GOAL OF THE EXERCISE: Look through the records below and copy each line that includes the word "JSON".

Records contained in a dataset:
········

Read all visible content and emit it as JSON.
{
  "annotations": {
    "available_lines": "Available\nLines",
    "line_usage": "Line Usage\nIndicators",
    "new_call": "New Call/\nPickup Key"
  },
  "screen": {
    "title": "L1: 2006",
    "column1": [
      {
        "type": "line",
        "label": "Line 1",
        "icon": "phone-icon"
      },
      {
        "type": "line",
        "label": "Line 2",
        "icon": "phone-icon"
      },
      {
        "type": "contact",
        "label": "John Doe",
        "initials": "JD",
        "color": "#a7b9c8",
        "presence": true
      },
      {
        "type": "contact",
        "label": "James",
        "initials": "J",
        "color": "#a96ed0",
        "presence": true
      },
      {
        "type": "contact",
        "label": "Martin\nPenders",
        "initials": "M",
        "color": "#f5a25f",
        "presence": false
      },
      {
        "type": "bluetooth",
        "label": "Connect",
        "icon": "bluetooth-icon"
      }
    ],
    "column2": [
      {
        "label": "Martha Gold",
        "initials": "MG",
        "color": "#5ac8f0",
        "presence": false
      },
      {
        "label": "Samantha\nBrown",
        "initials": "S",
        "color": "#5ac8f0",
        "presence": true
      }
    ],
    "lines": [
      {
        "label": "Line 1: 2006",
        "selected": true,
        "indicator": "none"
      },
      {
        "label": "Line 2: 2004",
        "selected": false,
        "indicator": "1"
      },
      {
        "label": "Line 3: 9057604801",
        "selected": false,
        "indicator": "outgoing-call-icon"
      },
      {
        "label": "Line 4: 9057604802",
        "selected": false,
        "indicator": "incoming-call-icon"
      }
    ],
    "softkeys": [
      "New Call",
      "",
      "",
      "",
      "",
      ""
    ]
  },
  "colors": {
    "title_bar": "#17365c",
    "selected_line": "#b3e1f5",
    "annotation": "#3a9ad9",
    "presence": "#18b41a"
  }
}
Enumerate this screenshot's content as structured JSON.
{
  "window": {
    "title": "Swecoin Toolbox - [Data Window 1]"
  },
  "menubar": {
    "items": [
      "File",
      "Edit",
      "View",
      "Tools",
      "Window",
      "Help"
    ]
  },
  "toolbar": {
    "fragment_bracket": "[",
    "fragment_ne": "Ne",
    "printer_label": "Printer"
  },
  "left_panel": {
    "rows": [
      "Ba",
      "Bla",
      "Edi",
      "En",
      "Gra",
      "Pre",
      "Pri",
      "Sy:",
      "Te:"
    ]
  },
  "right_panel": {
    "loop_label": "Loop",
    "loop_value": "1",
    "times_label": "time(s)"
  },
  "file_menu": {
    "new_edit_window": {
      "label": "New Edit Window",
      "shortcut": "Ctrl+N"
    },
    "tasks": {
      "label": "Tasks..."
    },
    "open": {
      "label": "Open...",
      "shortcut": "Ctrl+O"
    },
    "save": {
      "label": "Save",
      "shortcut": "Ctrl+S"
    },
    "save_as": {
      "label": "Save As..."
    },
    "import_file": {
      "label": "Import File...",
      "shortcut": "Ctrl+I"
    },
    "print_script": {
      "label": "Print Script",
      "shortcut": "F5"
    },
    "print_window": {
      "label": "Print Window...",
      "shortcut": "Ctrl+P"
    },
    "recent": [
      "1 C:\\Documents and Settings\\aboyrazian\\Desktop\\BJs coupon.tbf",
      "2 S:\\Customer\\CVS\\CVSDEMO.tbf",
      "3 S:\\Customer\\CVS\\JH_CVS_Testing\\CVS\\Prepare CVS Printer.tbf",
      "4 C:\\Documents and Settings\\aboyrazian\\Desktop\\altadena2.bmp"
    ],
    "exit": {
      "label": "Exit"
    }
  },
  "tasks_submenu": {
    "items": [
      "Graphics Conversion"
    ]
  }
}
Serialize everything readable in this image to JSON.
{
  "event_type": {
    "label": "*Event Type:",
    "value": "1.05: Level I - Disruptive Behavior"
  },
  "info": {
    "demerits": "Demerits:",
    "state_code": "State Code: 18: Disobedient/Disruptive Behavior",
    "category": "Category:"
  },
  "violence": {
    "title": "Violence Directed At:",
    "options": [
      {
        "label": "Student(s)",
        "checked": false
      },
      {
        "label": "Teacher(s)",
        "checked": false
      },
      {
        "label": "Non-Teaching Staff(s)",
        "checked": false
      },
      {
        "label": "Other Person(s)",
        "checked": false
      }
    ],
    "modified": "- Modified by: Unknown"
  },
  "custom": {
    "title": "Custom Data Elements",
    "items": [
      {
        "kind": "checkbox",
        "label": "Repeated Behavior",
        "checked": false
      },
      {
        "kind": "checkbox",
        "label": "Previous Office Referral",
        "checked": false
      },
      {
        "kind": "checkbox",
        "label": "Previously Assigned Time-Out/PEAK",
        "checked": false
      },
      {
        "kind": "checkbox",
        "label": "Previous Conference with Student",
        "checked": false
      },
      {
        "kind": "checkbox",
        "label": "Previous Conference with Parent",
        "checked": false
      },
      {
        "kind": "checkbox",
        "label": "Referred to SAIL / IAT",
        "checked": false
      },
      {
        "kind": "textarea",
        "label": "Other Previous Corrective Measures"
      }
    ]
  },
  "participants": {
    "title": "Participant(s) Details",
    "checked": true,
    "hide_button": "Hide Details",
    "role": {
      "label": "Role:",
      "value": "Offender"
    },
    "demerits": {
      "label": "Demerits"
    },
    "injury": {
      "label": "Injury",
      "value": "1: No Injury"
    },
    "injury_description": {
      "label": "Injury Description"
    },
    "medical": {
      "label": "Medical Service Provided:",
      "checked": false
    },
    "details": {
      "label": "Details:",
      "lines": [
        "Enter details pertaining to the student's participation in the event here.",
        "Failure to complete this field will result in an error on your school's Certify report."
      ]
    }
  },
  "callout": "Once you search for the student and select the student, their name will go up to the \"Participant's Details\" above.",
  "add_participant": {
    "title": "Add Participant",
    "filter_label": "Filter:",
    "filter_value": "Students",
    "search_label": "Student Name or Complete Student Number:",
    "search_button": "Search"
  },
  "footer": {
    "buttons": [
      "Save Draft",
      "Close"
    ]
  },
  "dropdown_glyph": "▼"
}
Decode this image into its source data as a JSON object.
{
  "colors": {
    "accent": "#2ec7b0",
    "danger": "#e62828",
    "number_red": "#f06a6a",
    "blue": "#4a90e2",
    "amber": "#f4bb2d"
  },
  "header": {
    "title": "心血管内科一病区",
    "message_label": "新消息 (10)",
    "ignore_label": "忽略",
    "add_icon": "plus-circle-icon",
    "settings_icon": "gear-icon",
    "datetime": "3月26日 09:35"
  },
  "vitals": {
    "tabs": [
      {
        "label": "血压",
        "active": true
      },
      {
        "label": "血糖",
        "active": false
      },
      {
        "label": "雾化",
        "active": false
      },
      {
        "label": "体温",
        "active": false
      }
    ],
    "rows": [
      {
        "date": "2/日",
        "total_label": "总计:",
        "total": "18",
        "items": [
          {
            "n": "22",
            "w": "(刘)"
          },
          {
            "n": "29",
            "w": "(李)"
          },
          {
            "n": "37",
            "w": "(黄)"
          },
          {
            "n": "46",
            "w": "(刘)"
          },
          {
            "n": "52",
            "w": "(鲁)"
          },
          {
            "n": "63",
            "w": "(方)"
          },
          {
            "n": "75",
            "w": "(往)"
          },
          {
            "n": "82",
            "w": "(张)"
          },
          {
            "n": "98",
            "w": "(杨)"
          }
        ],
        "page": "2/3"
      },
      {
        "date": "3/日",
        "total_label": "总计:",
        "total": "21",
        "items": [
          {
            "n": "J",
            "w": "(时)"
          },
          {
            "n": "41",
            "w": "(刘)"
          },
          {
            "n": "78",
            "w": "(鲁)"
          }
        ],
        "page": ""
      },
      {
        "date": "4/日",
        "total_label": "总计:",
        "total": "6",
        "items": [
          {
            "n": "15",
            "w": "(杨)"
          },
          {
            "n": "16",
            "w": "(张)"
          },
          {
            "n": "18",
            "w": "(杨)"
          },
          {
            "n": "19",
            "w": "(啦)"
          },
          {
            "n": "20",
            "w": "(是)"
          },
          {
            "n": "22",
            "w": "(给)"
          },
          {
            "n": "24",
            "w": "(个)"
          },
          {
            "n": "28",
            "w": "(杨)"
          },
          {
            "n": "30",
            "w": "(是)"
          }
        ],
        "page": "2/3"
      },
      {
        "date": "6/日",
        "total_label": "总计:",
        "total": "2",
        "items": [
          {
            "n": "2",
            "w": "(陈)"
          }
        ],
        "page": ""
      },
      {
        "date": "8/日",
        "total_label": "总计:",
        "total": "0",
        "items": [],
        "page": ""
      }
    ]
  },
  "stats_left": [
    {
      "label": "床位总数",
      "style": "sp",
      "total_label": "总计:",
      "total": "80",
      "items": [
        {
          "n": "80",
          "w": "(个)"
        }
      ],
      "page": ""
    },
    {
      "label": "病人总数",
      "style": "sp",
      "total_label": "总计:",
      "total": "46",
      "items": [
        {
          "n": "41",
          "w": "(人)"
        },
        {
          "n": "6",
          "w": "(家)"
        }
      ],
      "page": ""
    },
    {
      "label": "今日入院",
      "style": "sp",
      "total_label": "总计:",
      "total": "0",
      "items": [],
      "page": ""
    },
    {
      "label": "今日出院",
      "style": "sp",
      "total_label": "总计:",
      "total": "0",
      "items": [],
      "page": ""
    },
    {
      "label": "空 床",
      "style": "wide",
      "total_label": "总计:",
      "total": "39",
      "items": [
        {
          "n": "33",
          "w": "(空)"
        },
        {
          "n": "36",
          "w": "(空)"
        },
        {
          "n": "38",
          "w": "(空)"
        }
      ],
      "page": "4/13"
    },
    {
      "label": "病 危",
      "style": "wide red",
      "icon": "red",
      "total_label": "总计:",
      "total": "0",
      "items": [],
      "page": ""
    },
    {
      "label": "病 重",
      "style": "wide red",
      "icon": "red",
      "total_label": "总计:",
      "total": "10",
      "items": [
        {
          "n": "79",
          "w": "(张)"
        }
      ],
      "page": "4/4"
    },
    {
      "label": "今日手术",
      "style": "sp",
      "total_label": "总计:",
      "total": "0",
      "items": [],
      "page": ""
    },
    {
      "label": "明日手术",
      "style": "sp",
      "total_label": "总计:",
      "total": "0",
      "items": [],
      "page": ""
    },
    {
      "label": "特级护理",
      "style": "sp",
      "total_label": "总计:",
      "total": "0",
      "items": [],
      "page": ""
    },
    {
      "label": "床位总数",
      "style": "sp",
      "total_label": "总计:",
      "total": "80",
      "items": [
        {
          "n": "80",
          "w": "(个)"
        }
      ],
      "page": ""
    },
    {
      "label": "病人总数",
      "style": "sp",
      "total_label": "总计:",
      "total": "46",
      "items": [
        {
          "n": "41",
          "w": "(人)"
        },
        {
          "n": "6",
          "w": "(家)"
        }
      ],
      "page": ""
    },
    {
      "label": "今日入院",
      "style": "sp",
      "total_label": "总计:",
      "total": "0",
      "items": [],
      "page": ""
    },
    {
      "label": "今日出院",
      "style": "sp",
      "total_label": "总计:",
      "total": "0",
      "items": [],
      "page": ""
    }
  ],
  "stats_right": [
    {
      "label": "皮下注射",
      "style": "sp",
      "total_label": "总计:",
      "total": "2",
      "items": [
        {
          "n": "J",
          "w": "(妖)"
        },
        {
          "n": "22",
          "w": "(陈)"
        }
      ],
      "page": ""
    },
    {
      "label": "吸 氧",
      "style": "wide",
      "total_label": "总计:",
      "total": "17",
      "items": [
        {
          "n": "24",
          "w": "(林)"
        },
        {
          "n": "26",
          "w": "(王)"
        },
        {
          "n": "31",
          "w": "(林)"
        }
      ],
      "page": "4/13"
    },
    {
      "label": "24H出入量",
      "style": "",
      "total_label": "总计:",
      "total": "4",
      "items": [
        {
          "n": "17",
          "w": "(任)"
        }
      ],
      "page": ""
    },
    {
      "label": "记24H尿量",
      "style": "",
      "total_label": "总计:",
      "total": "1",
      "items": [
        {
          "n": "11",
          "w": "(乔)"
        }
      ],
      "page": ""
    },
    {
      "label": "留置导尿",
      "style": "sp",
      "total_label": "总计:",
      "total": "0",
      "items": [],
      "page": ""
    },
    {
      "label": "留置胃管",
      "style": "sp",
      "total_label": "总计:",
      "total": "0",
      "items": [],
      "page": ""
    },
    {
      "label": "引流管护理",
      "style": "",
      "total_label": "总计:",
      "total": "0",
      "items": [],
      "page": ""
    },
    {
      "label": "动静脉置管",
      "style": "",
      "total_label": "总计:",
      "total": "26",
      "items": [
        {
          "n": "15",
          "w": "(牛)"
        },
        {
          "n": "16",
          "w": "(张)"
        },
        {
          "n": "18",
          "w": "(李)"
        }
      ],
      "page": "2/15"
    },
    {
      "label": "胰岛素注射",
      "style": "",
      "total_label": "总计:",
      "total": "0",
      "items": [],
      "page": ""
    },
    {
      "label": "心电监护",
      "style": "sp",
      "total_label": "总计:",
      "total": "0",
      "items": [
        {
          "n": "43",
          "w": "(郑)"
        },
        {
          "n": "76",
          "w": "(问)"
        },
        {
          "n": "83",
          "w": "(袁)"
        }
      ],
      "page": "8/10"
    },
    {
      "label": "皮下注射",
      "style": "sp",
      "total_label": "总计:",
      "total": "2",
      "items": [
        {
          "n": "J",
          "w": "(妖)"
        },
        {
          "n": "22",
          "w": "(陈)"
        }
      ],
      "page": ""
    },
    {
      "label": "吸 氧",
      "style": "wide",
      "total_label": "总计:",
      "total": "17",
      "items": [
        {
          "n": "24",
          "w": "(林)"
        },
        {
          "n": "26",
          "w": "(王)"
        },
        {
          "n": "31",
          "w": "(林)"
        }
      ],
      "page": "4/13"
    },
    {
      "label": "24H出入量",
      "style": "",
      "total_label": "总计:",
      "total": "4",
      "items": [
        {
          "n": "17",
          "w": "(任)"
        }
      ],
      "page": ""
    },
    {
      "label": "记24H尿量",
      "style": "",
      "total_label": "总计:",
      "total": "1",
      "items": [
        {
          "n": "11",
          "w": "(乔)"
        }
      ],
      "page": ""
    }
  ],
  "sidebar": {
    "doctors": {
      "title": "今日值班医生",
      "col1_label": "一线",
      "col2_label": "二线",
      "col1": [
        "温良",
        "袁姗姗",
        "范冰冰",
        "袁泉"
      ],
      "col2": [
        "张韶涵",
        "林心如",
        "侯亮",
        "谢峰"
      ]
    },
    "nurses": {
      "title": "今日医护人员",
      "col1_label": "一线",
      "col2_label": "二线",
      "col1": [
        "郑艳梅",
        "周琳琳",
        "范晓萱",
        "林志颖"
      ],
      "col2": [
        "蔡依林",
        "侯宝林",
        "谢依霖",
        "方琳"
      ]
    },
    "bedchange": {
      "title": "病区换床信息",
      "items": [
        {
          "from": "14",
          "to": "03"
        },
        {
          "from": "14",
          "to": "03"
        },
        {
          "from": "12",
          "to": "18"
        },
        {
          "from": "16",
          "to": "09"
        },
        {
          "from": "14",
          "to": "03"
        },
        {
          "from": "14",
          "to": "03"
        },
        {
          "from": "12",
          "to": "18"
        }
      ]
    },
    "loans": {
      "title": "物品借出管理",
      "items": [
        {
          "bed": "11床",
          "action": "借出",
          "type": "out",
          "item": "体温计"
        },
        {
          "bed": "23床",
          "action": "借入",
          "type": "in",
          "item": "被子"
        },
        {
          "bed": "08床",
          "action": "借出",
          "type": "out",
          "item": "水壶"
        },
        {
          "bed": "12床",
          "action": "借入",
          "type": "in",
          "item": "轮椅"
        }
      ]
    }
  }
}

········

ANSWER AREA:
Read all visible content and emit it as JSON.
Enumerate this screenshot's content as structured JSON.
Serialize everything readable in this image to JSON.
Decode this image into its source data as a JSON object.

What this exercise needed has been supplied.